The decision to open a silo valve, made based on conflicting computer information, started a chain of events that ultimately caused an explosion in the cascade building at the Deely Unit 1 plant, according to an analysis completed Friday.
The plant is scheduled to return to service tomorrow, Oct. 12.
Seven recommended changes to policy, procedures, training and design were recommended in the report; the most critical changes have already been made in advance of the unit returning to operation on Saturday, said David Herbst, Senior Vice President of Power Generation.
The decision to open the valve was made by two veteran CPS Energy plant operators, said Herbst, and was supported by the information they had at the time and their past experiences.
“There were also several contributing factors that will be remedied by the changes recommended in the report,” Herbst said. “That’s why a thorough investigation and assessment is so important after an incident like this.”
Within 24 hours after the explosion, a team of veteran engineers was tasked to investigate, even as employees at the plant assessed damage and made repairs quickly to return the plant to service.
“It’s critical that we understand exactly what happened, so we can then determine what policies and procedures, if any, need to be updated,” Herbst said. “This is an incredibly dangerous business. Our employees make life and death decisions every day, and it’s imperative that they do so under the safest conditions possible.”
In this case, a pair of sensors on either side of a valve that allows coal to drop from a silo into a coal mill below, where it is dried and pulverized, alerted the operator that there was no coal flowing through the silo. Those alerts triggered an automatic closing of the valve.
Another sensor indicated that the silo was half full. After consulting with a supervisor, the operator reopened the valve.
The silo in fact was empty, and with no coal in the mill, the temperature shot up, starting a fire. It was quickly detected, and the fire suppression system was deployed as it should be. Fires within a coal mill do occur, although infrequently, and typically cause no significant damage.
Because the mill was empty and hot, the water created a powerful burst of steam. Flames and gasses traveled rapidly up into the silo through the open valve, where it ignited coal dust within the silo. The fire and accompanying pressure wave continued to travel up into the cascade housing, disturbing the coal dust there and igniting it. Coal dust is incredibly combustable, like gunpowder.
Because the cascade housing is essentially sealed, leaving the fire and gasses nowhere to go, it exploded, damaging the housing and slightly injuring two employees from falling debris.
The plant was powered down and the fires extinguished. A third employee, who assisted in the firefighting, reported a sore throat from smoke inhalation two days later.
The faulty sensors showing the silo to be half full of coal were determined to be a contributing factor to the explosion.
The sensors had been listed for repair, but because they weren’t recognized as a potential hazard in and of themselves, the work had not been prioritized.
The report also recommends changes to coal dust cleaning procedures.
“This is the kind of analysis necessary to make changes in the wake of an incident like this,” said Herbst, “and it’s something we do any time we have an incident.”

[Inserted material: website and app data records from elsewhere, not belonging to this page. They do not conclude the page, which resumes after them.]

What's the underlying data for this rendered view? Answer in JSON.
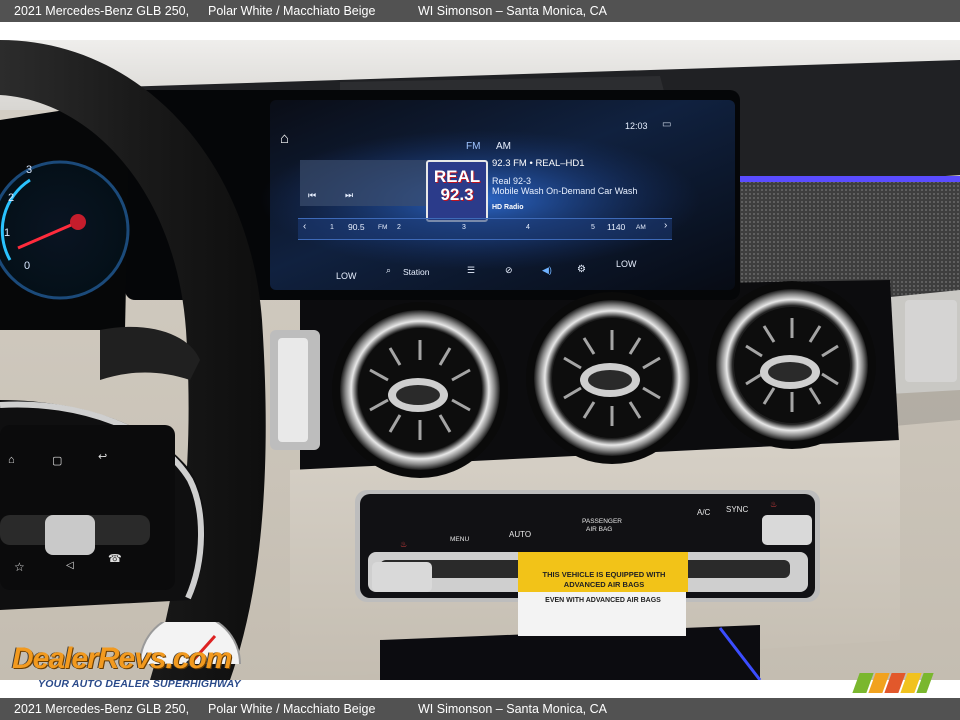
{
  "caption": {
    "vehicle": "2021 Mercedes-Benz GLB 250,",
    "colors": "Polar White / Macchiato Beige",
    "dealer": "WI Simonson – Santa Monica, CA"
  },
  "infotainment": {
    "clock": "12:03",
    "band_fm": "FM",
    "band_am": "AM",
    "station_title": "92.3 FM • REAL–HD1",
    "station_name": "Real 92-3",
    "now_playing": "Mobile Wash On-Demand Car Wash",
    "hd_badge": "HD Radio",
    "logo_line1": "REAL",
    "logo_line2": "92.3",
    "preset_1": "1",
    "preset_1_freq": "90.5",
    "preset_2": "2",
    "preset_3": "3",
    "preset_4": "4",
    "preset_5": "5",
    "preset_5_freq": "1140",
    "preset_fm": "FM",
    "preset_am": "AM",
    "station_button": "Station",
    "left_low": "LOW",
    "right_low": "LOW"
  },
  "climate": {
    "menu": "MENU",
    "auto": "AUTO",
    "passenger_airbag_1": "PASSENGER",
    "passenger_airbag_2": "AIR BAG",
    "ac": "A/C",
    "sync": "SYNC"
  },
  "airbag_warning": {
    "line1": "THIS VEHICLE IS EQUIPPED WITH",
    "line2": "ADVANCED AIR BAGS",
    "line3": "EVEN WITH ADVANCED AIR BAGS"
  },
  "gauge": {
    "n1": "3",
    "n2": "2",
    "n3": "1",
    "n4": "0"
  },
  "watermark": {
    "brand": "DealerRevs.com",
    "tagline": "YOUR AUTO DEALER SUPERHIGHWAY"
  }
}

The CPS Energy team worked with outside consultants who have investigated similar incidences, as well as an engineer from another utility, “who brought an outside perspective to the team” he said.
Herbst has worked with staff to update training, plant and coal yard procedures and beef up communications between departments. Additionally, the prioritization process is being scrutinized, as was the design of the cascade housing.
CPS Energy is also sharing its findings with other utilities. An engineer with an out-of-state utility recently contacted CPS Energy, looking to learn how he might proactively implement the report’s recommendations.
None of the potential changes and upgrades will be impacted by the recent rate request reduction, Herbst emphasized.
“Safety is non-negotiable,” he said.